Since I have been training for my advanced motorcycle test I think I have become a better driver as well as a better motorcyclist. Many of the skills, especially the hazard awareness and observational links, are equally appropriate to driving as they are to motorcycling.
Yesterday, however, the safety of my driving was called into question.
The incident occurred as I was heading into Cheltenham along the Shurdington Road. As you drive through Shurdington itself, the speed limit drops to 30 mph, but shortly after The Bell the speed limit increases again to 40mph.
This bit of road used to have a 50 mph speed limit, but like many roads around Gloucestershire it has been reduced. When I did my BikeSafe training, the police motorcyclists running it complained about this trend.
Not so long ago, the speed limits on most roads throughout the county away from built up areas was the national speed limit – i.e. 60 mph on a single carriageway road. Now most of these have been reduced to 50 mph or even 40 mph, despite the ability of the vehicles (brakes, handling, tyres, etc) using it increasing dramatically in the same time frame.
There are well laid out guidelines for what speed limits should be and most roads now no longer comply with these guidelines. There was a brief, happy period where there was a will to bring speed limits back into line, but it was quickly dropped as too politically difficult, so we are now stuck with this ridiculous situation.
The problem, from the police point of view, is that speed limits now go up and down so much that it is confusing and dangerous. Consequently there is now a trend for motorists to do 40 mph everywhere. This is bad because in 30mph limits they are going too fast and everywhere else they are getting in the way, which is equally dangerous.
So, back to the incident in question.
I had just gone through Shurdington and past The Bell into the 40 mph speed limit. I was following a Vauxhall Astra (ironically with a Nürburgring sticker on the back) doing 30mph.
I waited for a while to see if he was just a bit slow in accelerating up to the new speed limit, but no – he stuck doggedly to 30 mph.

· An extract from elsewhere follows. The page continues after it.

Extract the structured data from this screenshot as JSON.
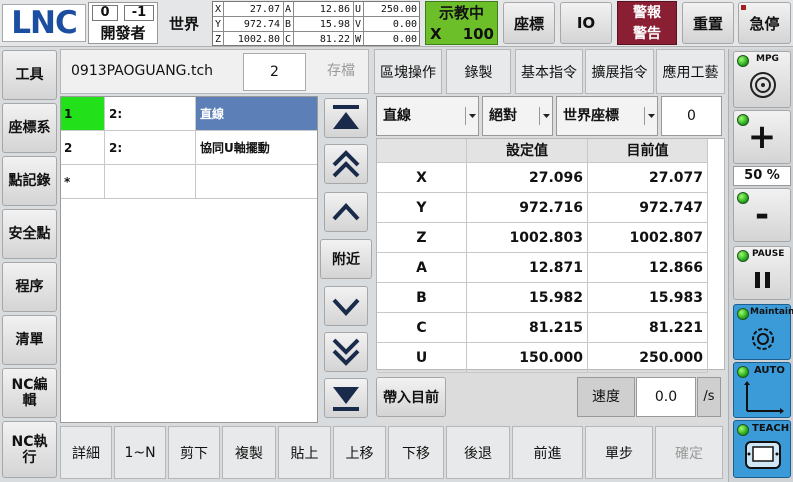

Something else that has happened to me following my advanced motorcycle training is that I tend to think like a motorcyclist even when I am driving the car. I don’t know if it is the same for the advanced driving test, but in motorcycling the advanced test is about driving safely and also about making progress. This means that you should seek to travel at the maximum speed for the road and weather conditions within the speed limit.
To this end, when following a slower vehicle you are always looking for the overtake.
In this case, the overtake was very much on. This stretch of Shurdington Road is long and straight. It was a pleasant sunny day, road conditions were good and I could see for a long way in front: there was no traffic in front of us and none coming the other way; there were no junctions to worry about and no cyclists or other vulnerable road users that could get caught up in an overtaking manoeuvre. So I overtook.
The overtake was no problem: I dropped down a gear, pulled out and accelerated past the slow moving vehicle. I may have briefly exceeded the speed limit in order to pass him in a safe manner, but once I was past I pulled back in and dropped back to 40mph.
So why did the Astra drive feel the need to sound his horn in a long note as I went past? Seeing and hearing this, an elderly man on the pavement, presumably assuming that I was a boy racer, then felt the need to make ‘slow down’ motions with his arm at me. If asked I am sure he would have sworn I was doing 100 mph.
But who is more dangerous: the person who crawls along getting in everyone’s way, causing people to perhaps make rash manoeuvres through frustration (although in this instance I can assure you there was nothing rash about my manoeuvre), or the person who perhaps travels a little beyond the newly over-restrictive speed limits?